Facts:  This case (Jesa Enterprises LTD v. Thermoflex Corporation – United States District Court – Eastern District of Michigan – July 28th, 2017) involves a contract dispute. The plaintiff (Jesa) was a sales representative for the defendant (Thermoflex) and solicited new customers to purchase Thermoflex’s automotive products.  The main issue in this case is whether Jesa is entitled to post-termination commissions for the life of the parts on sales that Jesa secured from Thermoflex before their relationship terminated.  Both parties hired automotive expert witnesses to assist in proving their case.  Jesa hired Terrence A. Barr and Thermoflex hired  Donald E. Rose and Roger E. Rickey as rebuttal expert witnesses.  Both parties filed motions to exclude the other parties’ experts.

Discussion: Mr. Barr provided a thorough explanation of “life of the part” agreements in the automotive parts market. He reviewed the first amended complaint and the defendant’s answer for his report.  He opined that Jesa is entitled to pre and post termination commission on business he obtained for Thermoflex before the date of the contract termination.

The court determined that Barr is well qualified to offer expert witness testimony in this case. Thermoflex argues that Barr’s opinions are unreliable and unreliable because he did not draft, review or rely on any other information besides the pleadings in the case and and an unknown number of sales representatives.  The court opined that Barr’s opinion was based on his general understanding of the customs in the automotive parts industry.  In addition, his opinion is based on the bare-bones assumptions that the defendant and plaintiff entered into an oral agreement to sell automotive parts.  Thus, Barr’s opinions are not grounded in fact and does not pass muster under Daubert.  In addition, the court opined that Barr’s opinion amounts to a legal conclusion, which also renders it inadmissible.

The court did however, state that Barr is qualified to testify on the practices and customs of manufacturers’ representatives and their customers, which includes the issue of post-termination commissions.  Thus, Thermoflex’s motion to exclude Barr’s expert witness opinion was denied in part and granted in part.

Roger E. Rickey’s expert witness testimony was based on a his review of the pleadings in the case, among other material.  In addition, at his deposition, he stated that he has reviewed approximately 100 sales representative agreements and negotiates the same for his own company.  The court opines that Rickey can testify on the automotive parts industry and custom, but not whether Jesa is entitled to compensation as this amounts to a legal conclusion.

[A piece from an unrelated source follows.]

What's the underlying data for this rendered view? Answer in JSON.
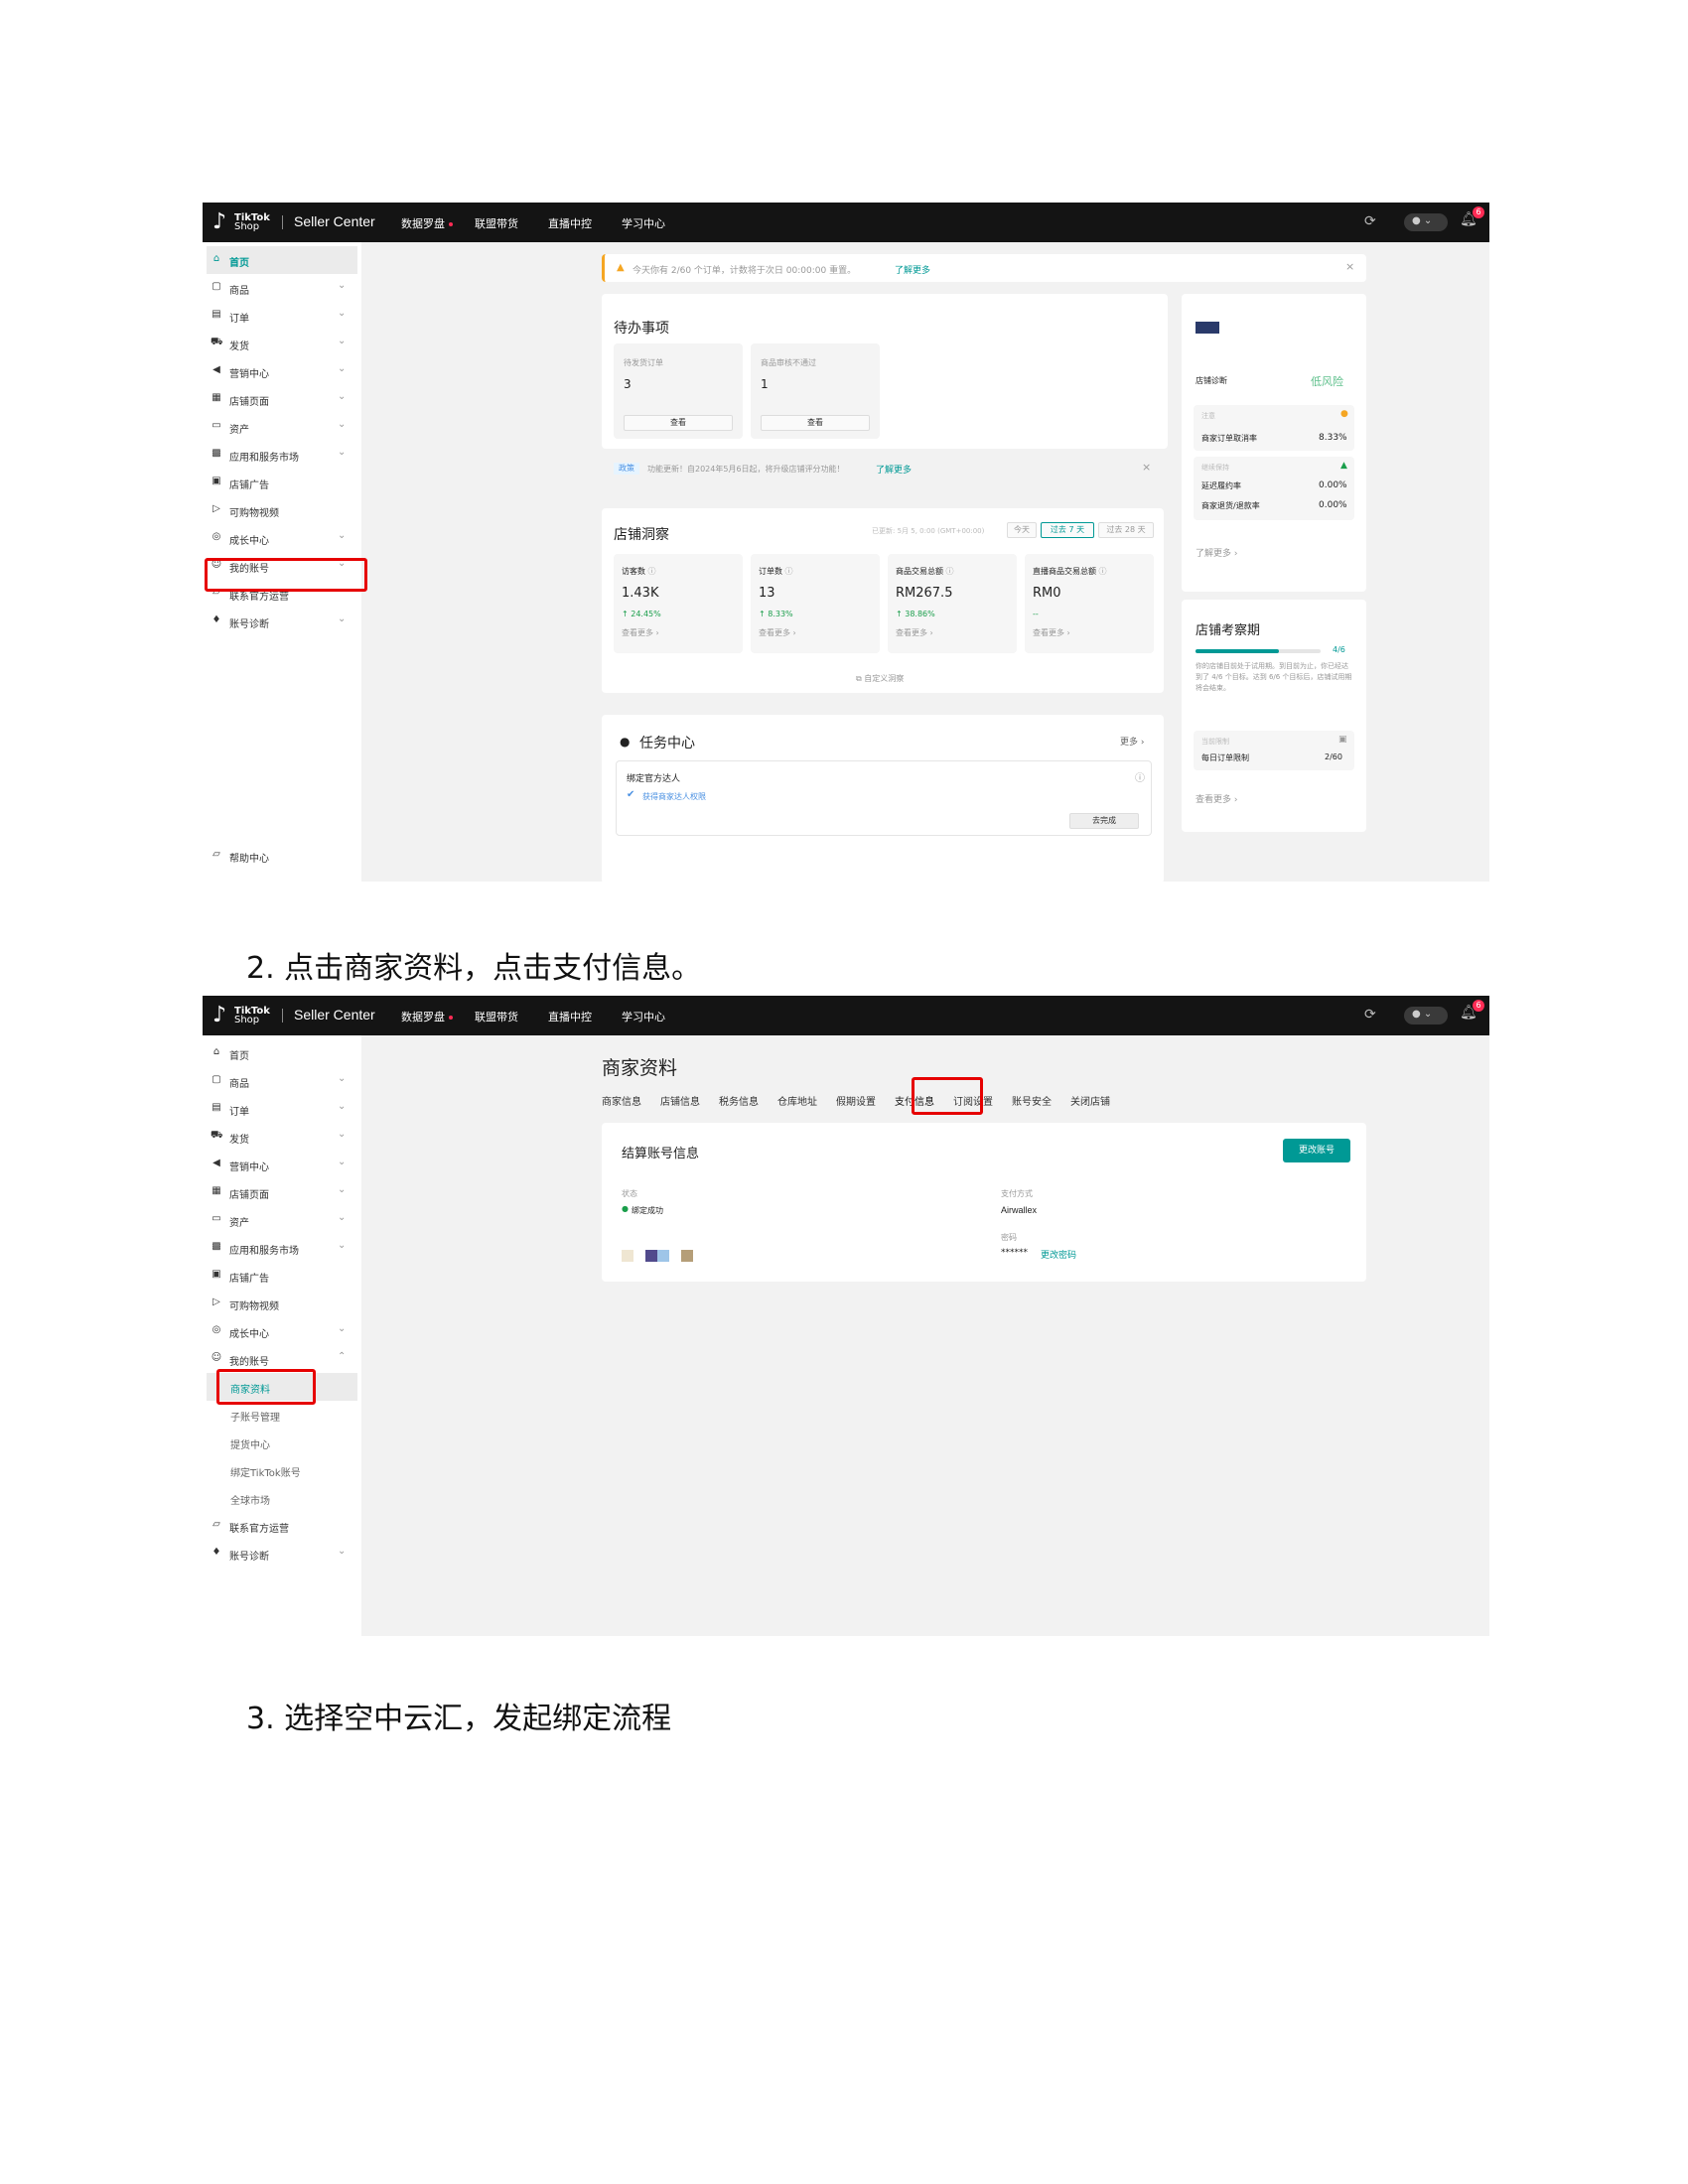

Last, the motion to exclude Donald E. Rose’s expert witness testimony results in the same opinion of the court.

Conclusion:  The motions to exclude the expert witness testimony of Terrence A. Barr, Donald E. Rose, and Roger E. Rickey are granted in part and denied in part.